[] See Claudio Grossman, American Declaration on the Rights and Duties of Man and The Inter-American Commission on Human Rights, in The Max Planck Encyclopedia of Public International Law (R. Wolfrum, ed.), supra note 2.
[] See Claudio Grossman, American Declaration on the Rights and Duties of Man and The Inter-American Commission on Human Rights, in The Max Planck Encyclopedia of Public International Law (R. Wolfrum, ed.), supra note 2.
[] It will not only apply the provisions of the American Declaration but also the American Convention’s contents, within the limits of its mandate, as stated by Articles 44 to 51 of the American Convention.
[] Veronica Gomez, The Interaction between the Political Actors of the OAS, the Commission and the Court, in The Inter-American System of Human Rights (David J. Harris and Stephen Livingstone eds.), supra note 14, at 177.
[] Article 63 (1) of the American Convention. See also, Article 68 which prescribes that: “1. The States Parties to the Convention undertake to comply with the judgment of the Court in any case to which they are parties; and 2. That part of a judgment that stipulates compensatory damages may be executed in the country concerned in accordance with domestic procedure governing the execution of judgments against the state” [emphasis added].
[] See Gerald Neuman, American Convention on Human Rights and The Inter-American Court of Human Rights, in The Max Planck Encyclopedia of Public International Law (R. Wolfrum, ed.), supra note 41.

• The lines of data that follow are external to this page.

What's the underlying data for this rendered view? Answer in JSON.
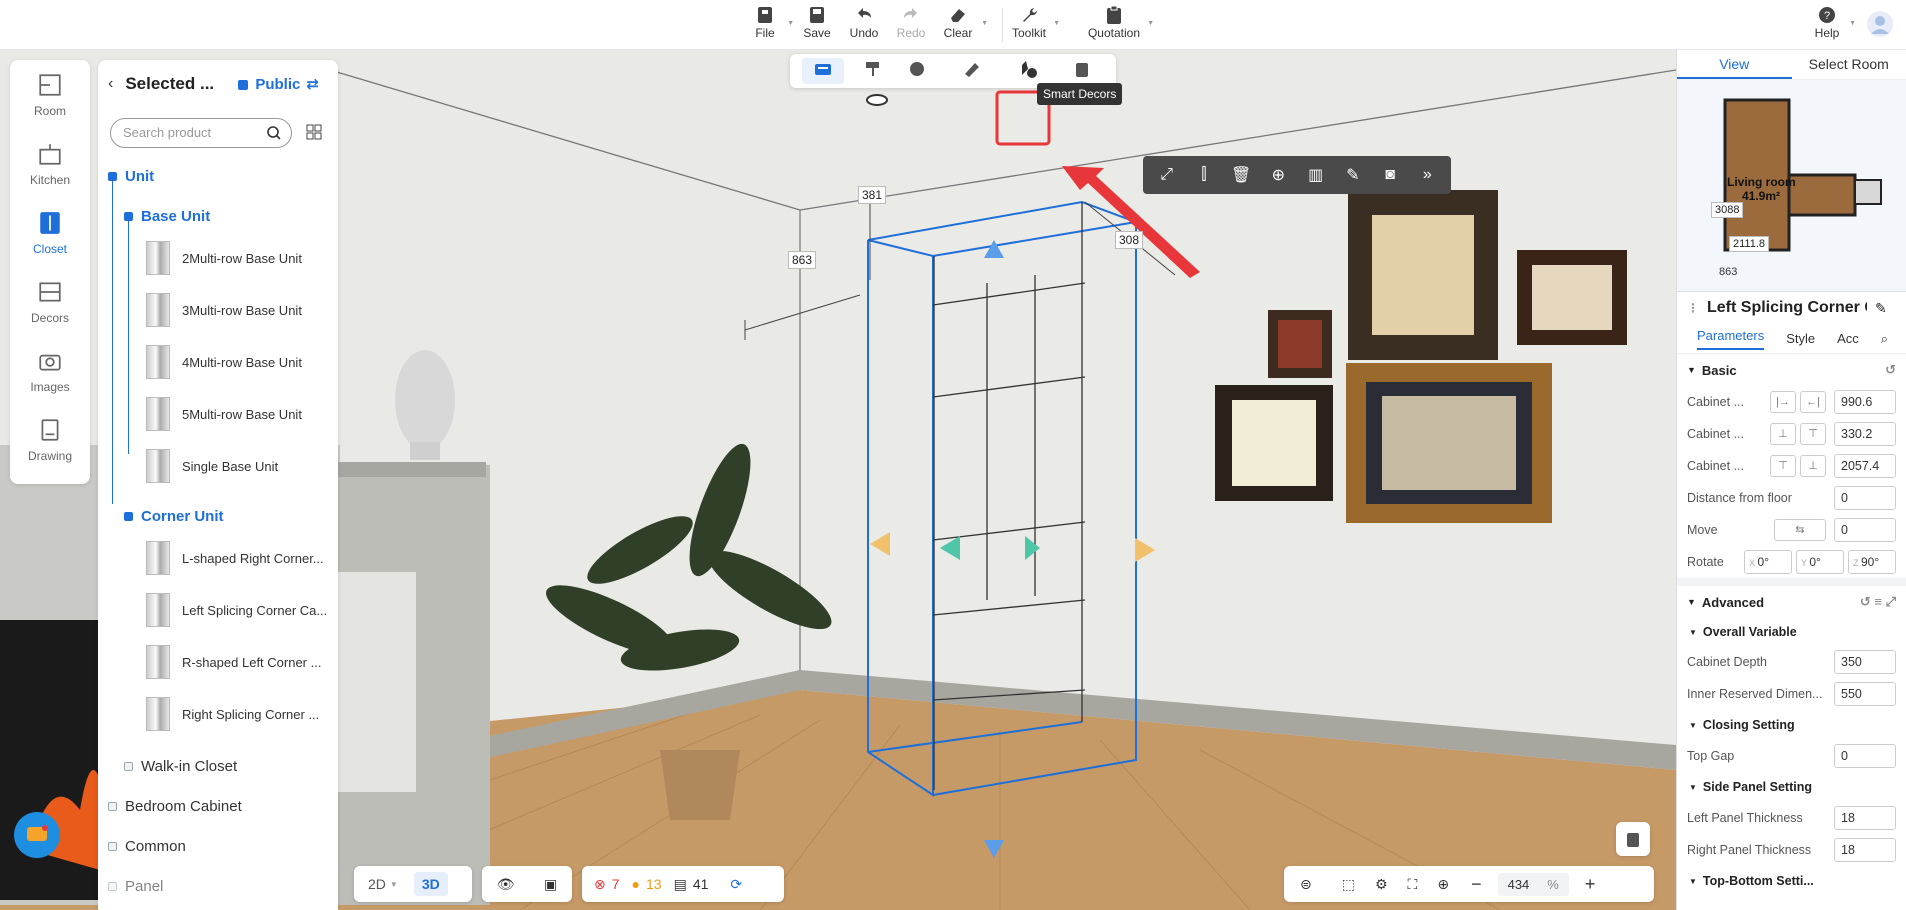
{
  "toolbar": {
    "file": "File",
    "save": "Save",
    "undo": "Undo",
    "redo": "Redo",
    "clear": "Clear",
    "toolkit": "Toolkit",
    "quotation": "Quotation",
    "help": "Help"
  },
  "tooltip": "Smart Decors",
  "rail": [
    {
      "label": "Room",
      "icon": "room-icon"
    },
    {
      "label": "Kitchen",
      "icon": "kitchen-icon"
    },
    {
      "label": "Closet",
      "icon": "closet-icon",
      "active": true
    },
    {
      "label": "Decors",
      "icon": "decors-icon"
    },
    {
      "label": "Images",
      "icon": "camera-icon"
    },
    {
      "label": "Drawing",
      "icon": "drawing-icon"
    }
  ],
  "catalog": {
    "title": "Selected ...",
    "scope": "Public",
    "search_placeholder": "Search product",
    "tree": {
      "unit": "Unit",
      "base_unit": "Base Unit",
      "base_items": [
        "2Multi-row Base Unit",
        "3Multi-row Base Unit",
        "4Multi-row Base Unit",
        "5Multi-row Base Unit",
        "Single Base Unit"
      ],
      "corner_unit": "Corner Unit",
      "corner_items": [
        "L-shaped Right Corner...",
        "Left Splicing Corner Ca...",
        "R-shaped Left Corner ...",
        "Right Splicing Corner ..."
      ],
      "walk_in": "Walk-in Closet",
      "bedroom": "Bedroom Cabinet",
      "common": "Common",
      "panel": "Panel"
    }
  },
  "dimensions": {
    "d1": "381",
    "d2": "863",
    "d3": "308"
  },
  "bottom": {
    "mode2d": "2D",
    "mode3d": "3D",
    "errors": "7",
    "warnings": "13",
    "items": "41",
    "zoom": "434",
    "zoom_unit": "%"
  },
  "right": {
    "tab_view": "View",
    "tab_select_room": "Select Room",
    "map": {
      "room_name": "Living room",
      "area": "41.9m²",
      "dim_a": "3088",
      "dim_b": "2111.8",
      "dim_c": "863"
    },
    "title": "Left Splicing Corner Ca...",
    "ptabs": [
      "Parameters",
      "Style",
      "Acc"
    ],
    "basic": "Basic",
    "rows": [
      {
        "label": "Cabinet ...",
        "value": "990.6"
      },
      {
        "label": "Cabinet ...",
        "value": "330.2"
      },
      {
        "label": "Cabinet ...",
        "value": "2057.4"
      },
      {
        "label": "Distance from floor",
        "value": "0"
      },
      {
        "label": "Move",
        "value": "0"
      }
    ],
    "rotate": {
      "label": "Rotate",
      "x": "0°",
      "y": "0°",
      "z": "90°"
    },
    "advanced": "Advanced",
    "overall": "Overall Variable",
    "cabinet_depth": {
      "label": "Cabinet Depth",
      "value": "350"
    },
    "inner_reserved": {
      "label": "Inner Reserved Dimen...",
      "value": "550"
    },
    "closing": "Closing Setting",
    "top_gap": {
      "label": "Top Gap",
      "value": "0"
    },
    "side_panel": "Side Panel Setting",
    "left_panel": {
      "label": "Left Panel Thickness",
      "value": "18"
    },
    "right_panel": {
      "label": "Right Panel Thickness",
      "value": "18"
    },
    "top_bottom": "Top-Bottom Setti..."
  },
  "colors": {
    "accent": "#1e6fd9",
    "highlight": "#e8373a"
  }
}
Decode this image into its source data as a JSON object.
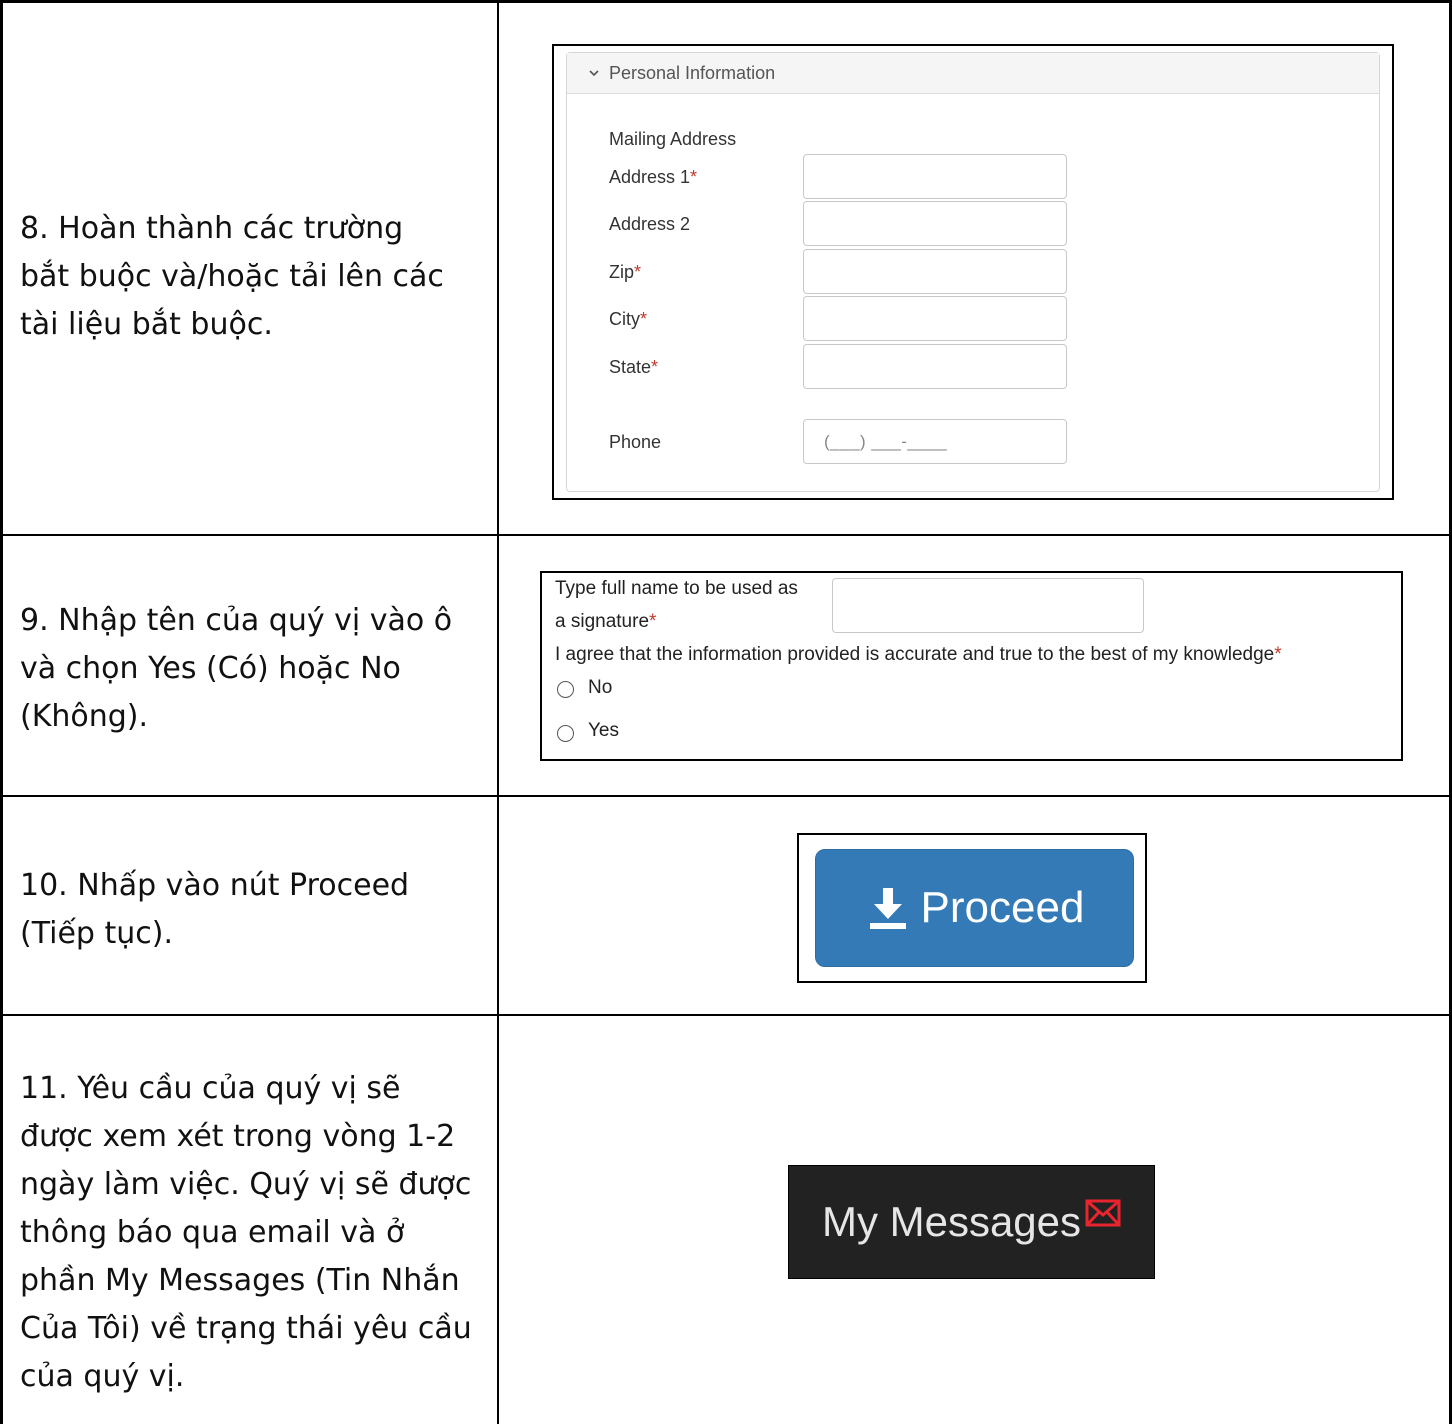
{
  "steps": [
    {
      "line1": "8.   Hoàn thành các trường",
      "line2": "bắt buộc và/hoặc tải lên các",
      "line3": "tài liệu bắt buộc."
    },
    {
      "line1": "9.   Nhập tên của quý vị vào ô",
      "line2": "và chọn Yes (Có) hoặc No",
      "line3": "(Không)."
    },
    {
      "line1": "10.  Nhấp vào nút Proceed",
      "line2": "(Tiếp tục)."
    },
    {
      "line1": "11.  Yêu cầu của quý vị sẽ",
      "line2": "được xem xét trong vòng 1-2",
      "line3": "ngày làm việc. Quý vị sẽ được",
      "line4": "thông báo qua email và ở",
      "line5": "phần My Messages (Tin Nhắn",
      "line6": "Của Tôi) về trạng thái yêu cầu",
      "line7": "của quý vị."
    }
  ],
  "personal_info": {
    "section_title": "Personal Information",
    "mailing_address_label": "Mailing Address",
    "fields": [
      {
        "label": "Address 1",
        "required": "*",
        "value": ""
      },
      {
        "label": "Address 2",
        "required": "",
        "value": ""
      },
      {
        "label": "Zip",
        "required": "*",
        "value": ""
      },
      {
        "label": "City",
        "required": "*",
        "value": ""
      },
      {
        "label": "State",
        "required": "*",
        "value": ""
      }
    ],
    "phone": {
      "label": "Phone",
      "placeholder": "(___) ___-____"
    }
  },
  "signature": {
    "label_line1": "Type full name to be used as",
    "label_line2": "a signature",
    "required": "*",
    "value": "",
    "agreement": "I agree that the information provided is accurate and true to the best of my knowledge",
    "options": [
      "No",
      "Yes"
    ]
  },
  "proceed": {
    "label": "Proceed",
    "icon": "download-icon",
    "color": "#337ab7"
  },
  "messages": {
    "label": "My Messages",
    "icon": "envelope-icon",
    "icon_color": "#e8252e"
  }
}
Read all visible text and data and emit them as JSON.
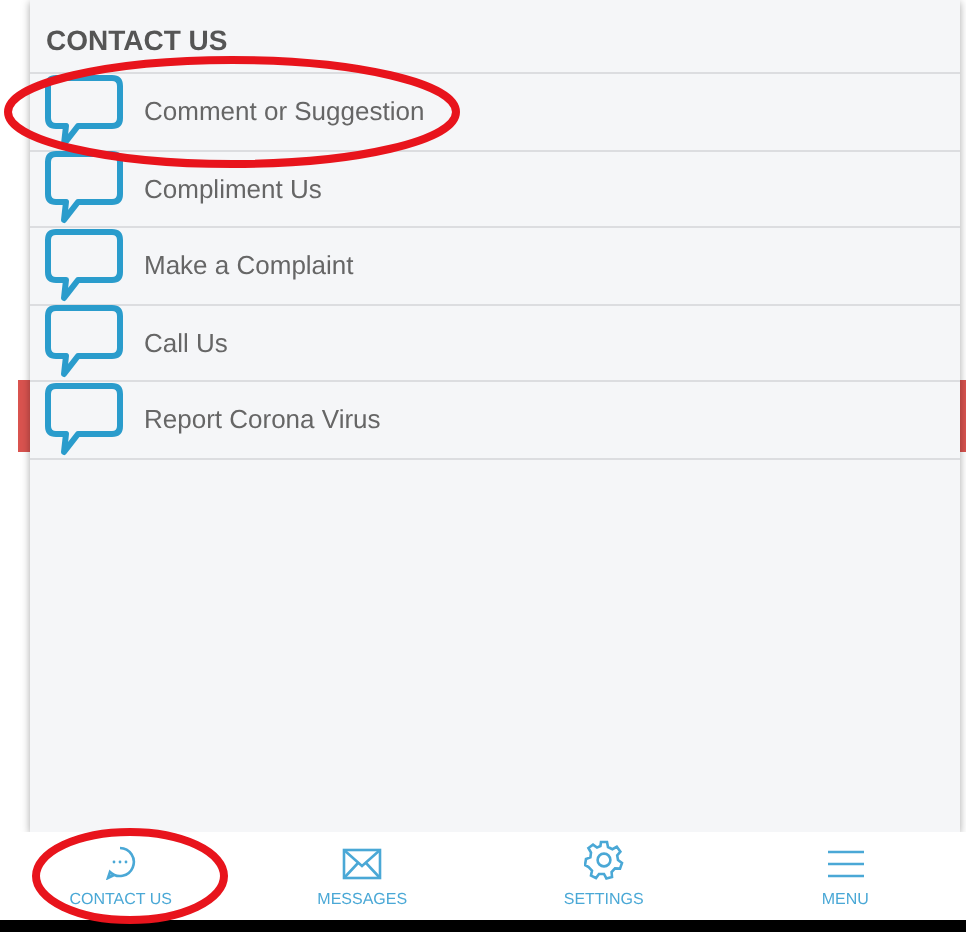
{
  "panel": {
    "title": "CONTACT US",
    "items": [
      {
        "label": "Comment or Suggestion",
        "circled": true
      },
      {
        "label": "Compliment Us",
        "circled": false
      },
      {
        "label": "Make a Complaint",
        "circled": false
      },
      {
        "label": "Call Us",
        "circled": false
      },
      {
        "label": "Report Corona Virus",
        "circled": false
      }
    ]
  },
  "bottom_nav": [
    {
      "label": "CONTACT US",
      "kind": "chat",
      "circled": true
    },
    {
      "label": "MESSAGES",
      "kind": "mail",
      "circled": false
    },
    {
      "label": "SETTINGS",
      "kind": "gear",
      "circled": false
    },
    {
      "label": "MENU",
      "kind": "menu",
      "circled": false
    }
  ]
}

[] On February 4, 2010, the Inter American Court approved the Rules of Procedure for the Operation of the Legal Assistance Fund of the Inter American Human Rights System, which entered into force beginning June 1, 2010. The Inter American Commission invited the member states, civil society organizations, and other experts to communicate their observations to the Commission regarding the operation of the Legal Assistance Fund.